Every week, MuckRock brings to you this roundup of why having access to information about what our government and officials do with our money and in our name matters and who’s working on what to keep this info flowing. What are you working on? Let us know Let us know so we can shout it out.
If a phone company can’t connect calls… isn’t that an issue?
Not if the customers are incarcerated people and their families, it appears. Our very own senior reporter Beryl Lipton reported this week that more than half the calls to and from one small jail in Michigan weren’t completed — but the cost was still passed along to families.
We want to know more about the extent and impacts of prison privatization on outcomes for incarcerated people and their loved ones. Got a tip? Shoot Beryl a message.
Tennessee rejects bill targeting records requests as “harassment”
By Kent Hoover
Earlier this month, the Tennessee General Assembly rejected legislation aimed at preventing people from using public records requests to harass government employees.
The legislation, SB 590, failed on a 5-4 vote in the Senate Judiciary Committee on February 18. Critics contended the bill’s definition of harassment was too subjective and could be used against citizens who simply wanted information on how their government works.
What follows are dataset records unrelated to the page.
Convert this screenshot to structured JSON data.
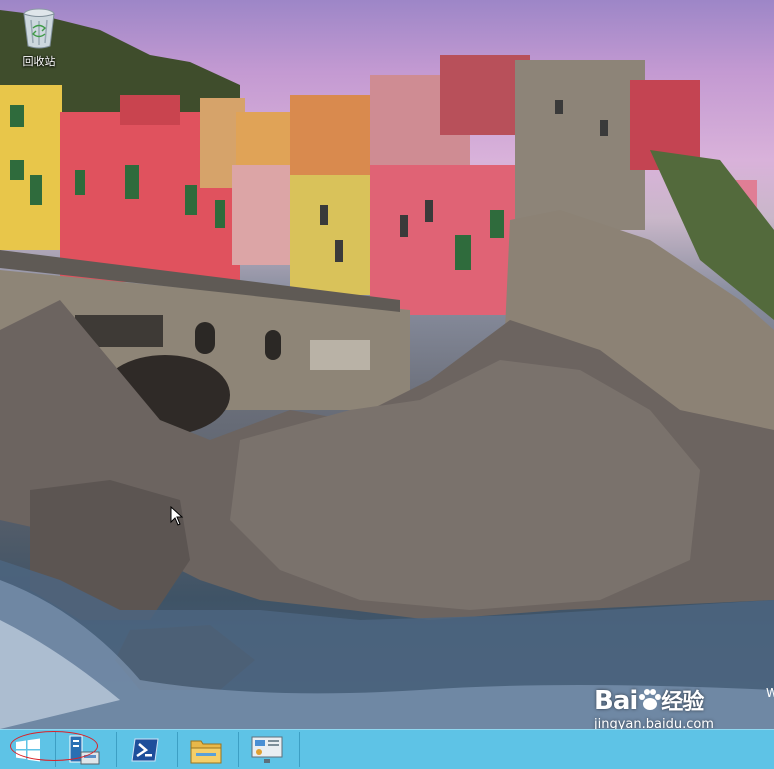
{
  "desktop": {
    "icons": [
      {
        "label": "回收站",
        "icon": "recycle-bin-icon"
      }
    ]
  },
  "taskbar": {
    "buttons": [
      {
        "name": "start",
        "icon": "windows-logo-icon"
      },
      {
        "name": "server-manager",
        "icon": "server-manager-icon"
      },
      {
        "name": "powershell",
        "icon": "powershell-icon"
      },
      {
        "name": "file-explorer",
        "icon": "folder-icon"
      },
      {
        "name": "control-panel",
        "icon": "control-panel-icon"
      }
    ],
    "color": "#5ec3e6"
  },
  "watermark": {
    "brand_left": "Bai",
    "brand_right": "经验",
    "url": "jingyan.baidu.com"
  },
  "edge_text": "W",
  "annotation": {
    "color": "#d8232a"
  }
}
The bill was prompted by requests in the small city of Gallatin where one individual made 133 public records requests in one year, mostly to do with body camera footage and the fluoride levels in drinking water according to the Gallatin News. City officials complained the requests were keeping them from being able to do their jobs
Under the legislation, local governments could request the court to issue an injunction against an individual after they make five records requests that are judged to be harassment. The bill defined harassment as records requests “made maliciously,” that serve no “legitimate purpose,” and “seriously abuse, intimidate, threaten or harass” records custodians or other public officials. The bill also included provisions suggested by media organizations and the Tennessee Coalition for Open Government. For example, it specified that requests made by news organizations and academic researchers met the “legitimate purpose” test, as did requests by others intent on investigating the work of government for a public purpose. Those safeguards didn’t go far enough for committee Chairman Mike Bell.
“I’m concerned about the person who would be the political gadfly,” Bell said during debate over the legislation. “I know one of those back home. And I think you could probably ask people in local government, and they would say his activity might constitute harassment under your bill. And I just see someone who literally wants to know how government operates.”
Michigan slow-walking reforms
Detroit Free Press reporter Paul Egan found not much has changed in the year since Governor Gretchen Whitmer promised filing a FOIA request would get faster and cheaper under her watch. Michigan is a FOIA bottom-dweller, being one of only two states that exempt the Governor’s office from FOIA and one of 8 exempting the legislature. Whitmer promised to push for an end to those exemptions and make sure all state departments were fulfilling requests without additional delays and extra fees.
Egan found agencies still don’t track response times and requesters say a 10-day extension is still “the rule, not the exception.” Egan asked the Attorney General’s office why they quoted a different journalist, Jim Malewitz, almost $900 for just a FOIA request log. The Attorney General’s office responded by directing the Freep “to put that question, along with earlier questions about Attorney General Dana Nessel’s FOIA goals and the tracking of those goals, into a FOIA request.” Whomp. Whomp. More at the Freep.
Surveillance on the border: The Electronic Frontier Foundation has put together an atlas of which kind of surveillance technology is being used in communities along the southern border.
More on Clearview AI (there just always seems to be more) from Buzzfeed and how everyone (colleges, the NBA, Walmart) is using all the faces.
But really, there is a LOT of information about each of us out there
Staunch believers in public information can also be equally invested in some information remaining private, right? If that’s you, check out the New York Times’ open-source anti-doxxing guide. Cool of them.
Just FOIA Fun
Because February has a spare day this year you also have ONE MORE DAY TO ENTER OUR CONTEST! So do it. File that request to make $$ and change at the same time.